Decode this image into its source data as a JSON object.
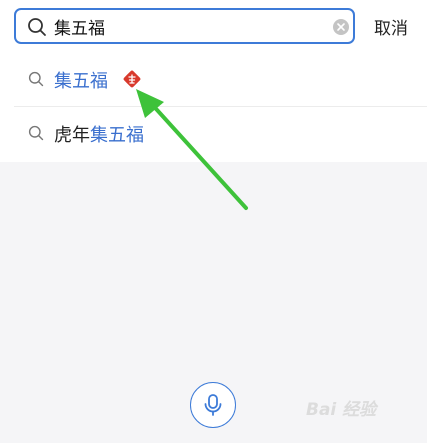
{
  "search": {
    "value": "集五福",
    "cancel_label": "取消"
  },
  "suggestions": [
    {
      "prefix": "",
      "highlight": "集五福",
      "badge_icon": "fu-badge-icon"
    },
    {
      "prefix": "虎年",
      "highlight": "集五福"
    }
  ],
  "watermark": "Bai 经验",
  "colors": {
    "accent": "#3d7bd8",
    "highlight_text": "#3a6fce",
    "badge": "#d83a2c",
    "arrow": "#3ec23a",
    "background": "#f5f5f7"
  },
  "icons": {
    "search": "search-icon",
    "clear": "clear-icon",
    "mic": "microphone-icon"
  }
}
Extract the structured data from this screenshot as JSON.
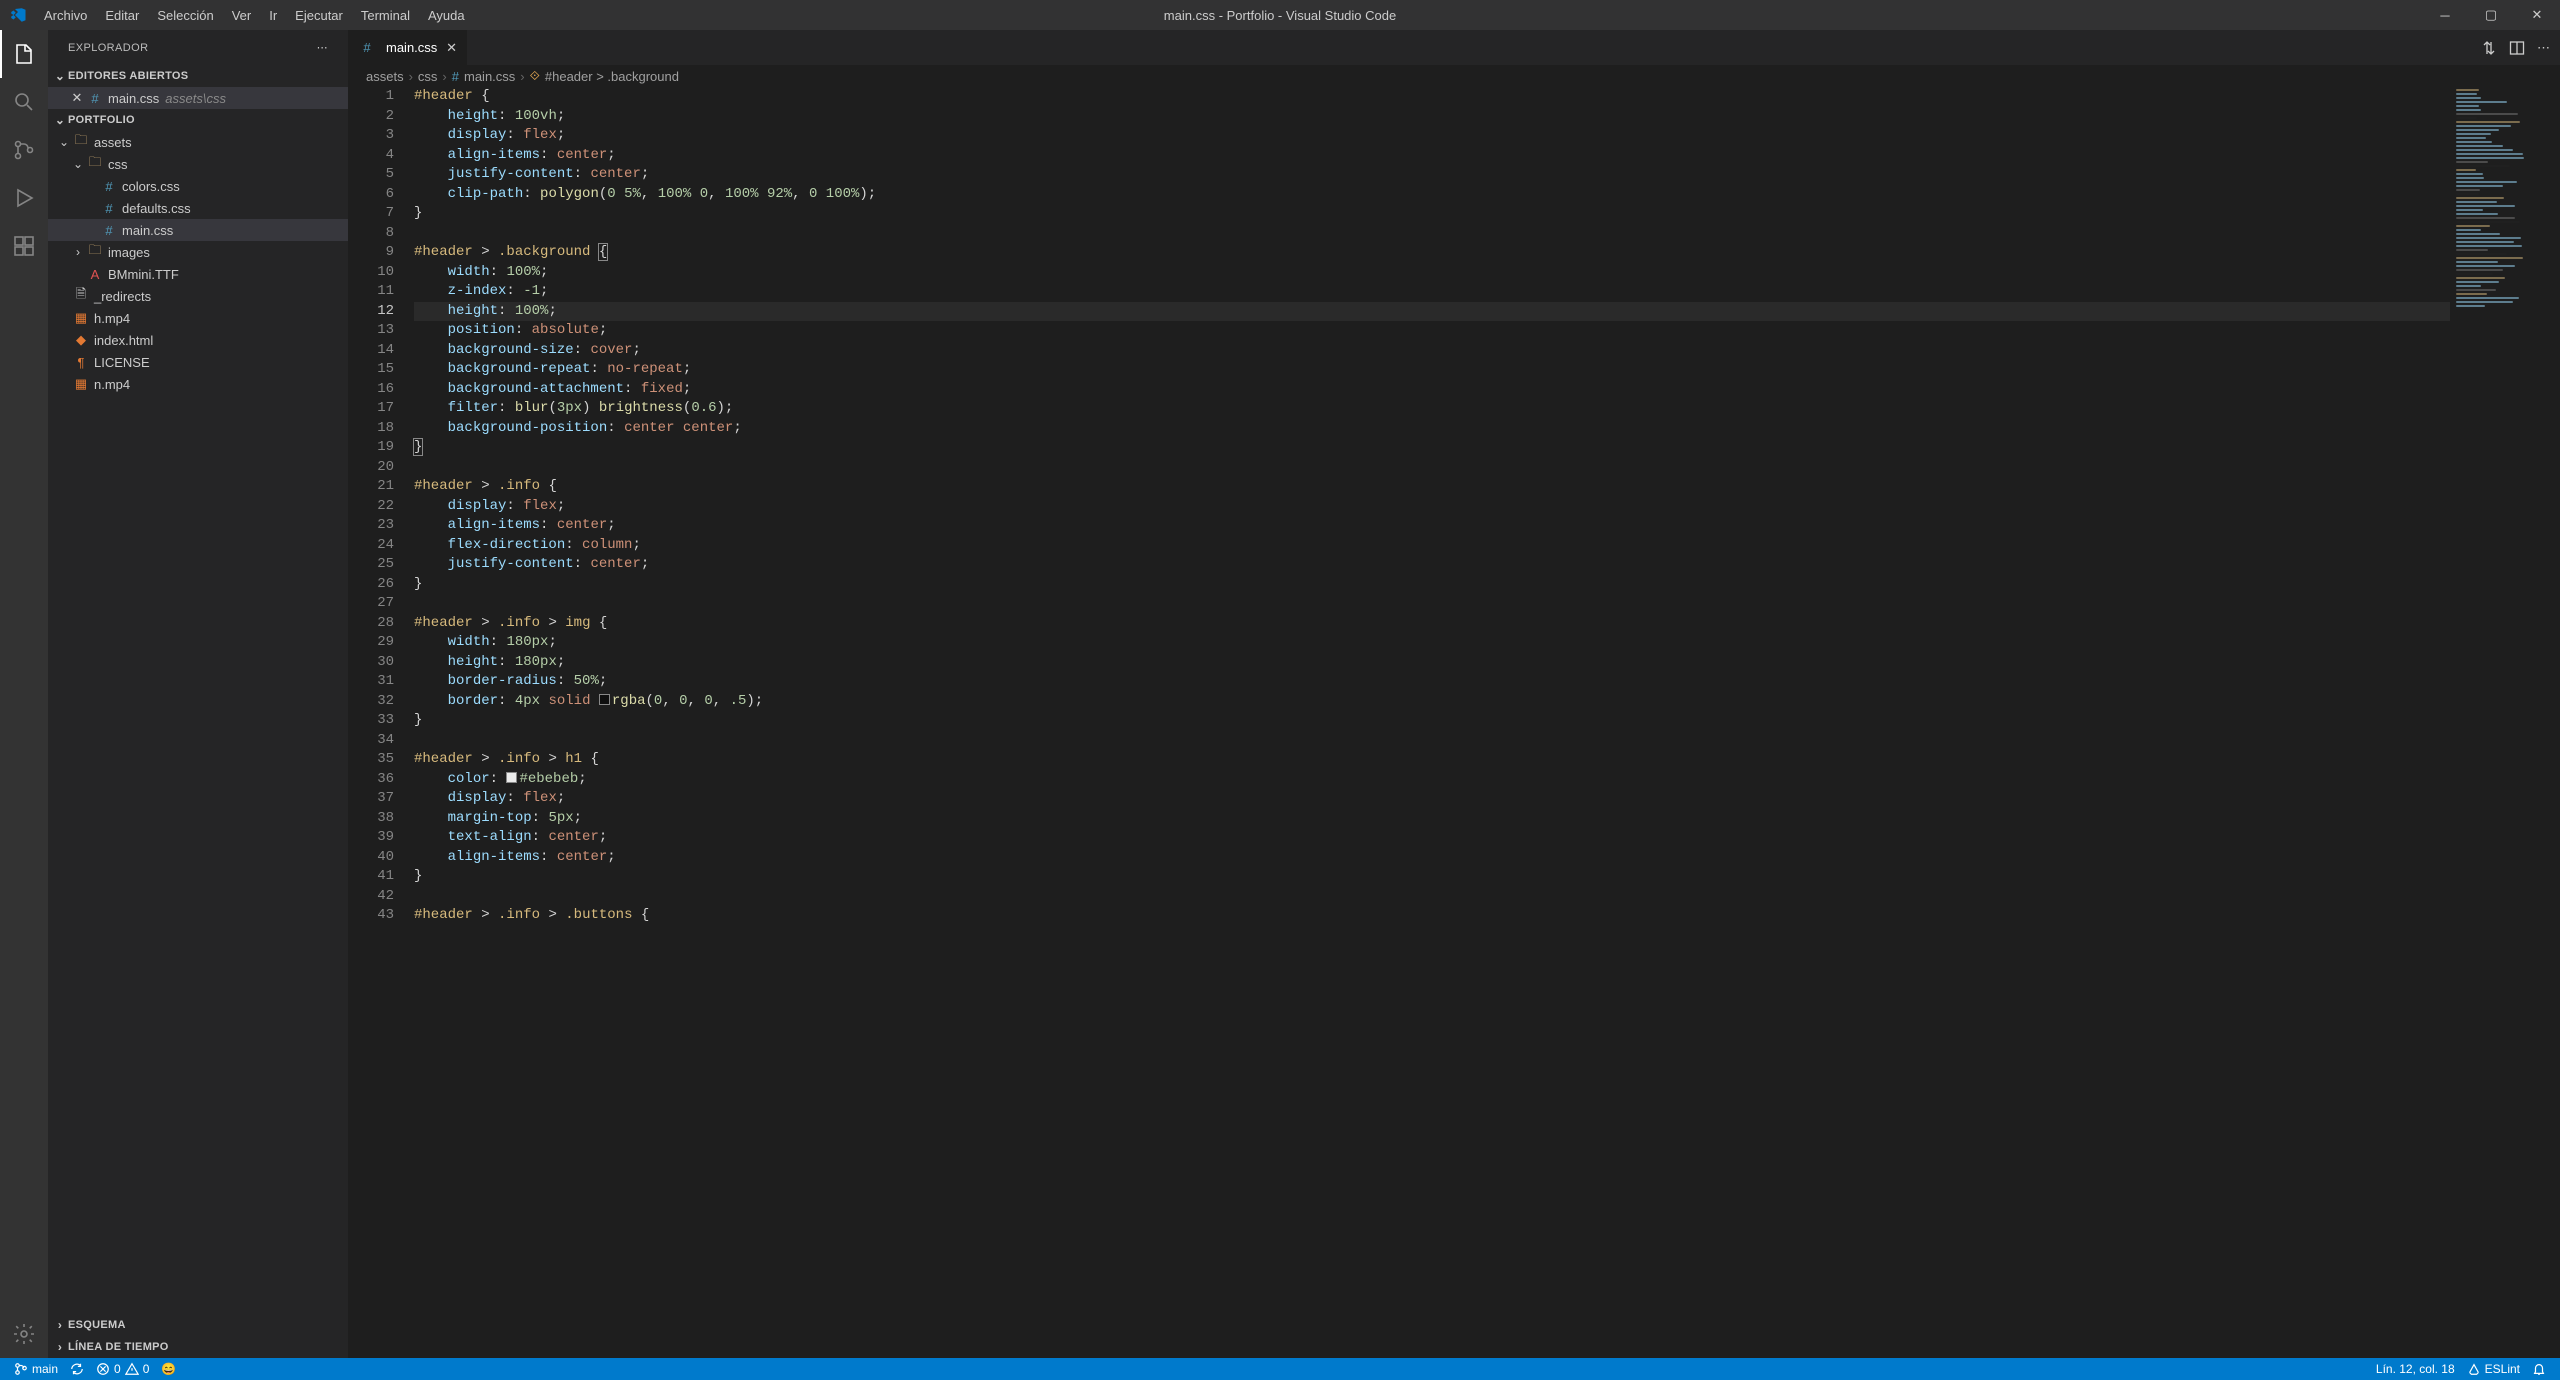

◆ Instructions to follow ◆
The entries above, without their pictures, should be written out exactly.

◆ Your solution ◆
Decode this image into its source data as a JSON object.
{
  "search": {
    "value": "集五福",
    "cancel_label": "取消"
  },
  "suggestions": [
    {
      "prefix": "",
      "highlight": "集五福",
      "badge_icon": "fu-badge-icon"
    },
    {
      "prefix": "虎年",
      "highlight": "集五福"
    }
  ],
  "watermark": "Bai 经验",
  "colors": {
    "accent": "#3d7bd8",
    "highlight_text": "#3a6fce",
    "badge": "#d83a2c",
    "arrow": "#3ec23a",
    "background": "#f5f5f7"
  },
  "icons": {
    "search": "search-icon",
    "clear": "clear-icon",
    "mic": "microphone-icon"
  }
}
Extract the structured data from this screenshot as JSON.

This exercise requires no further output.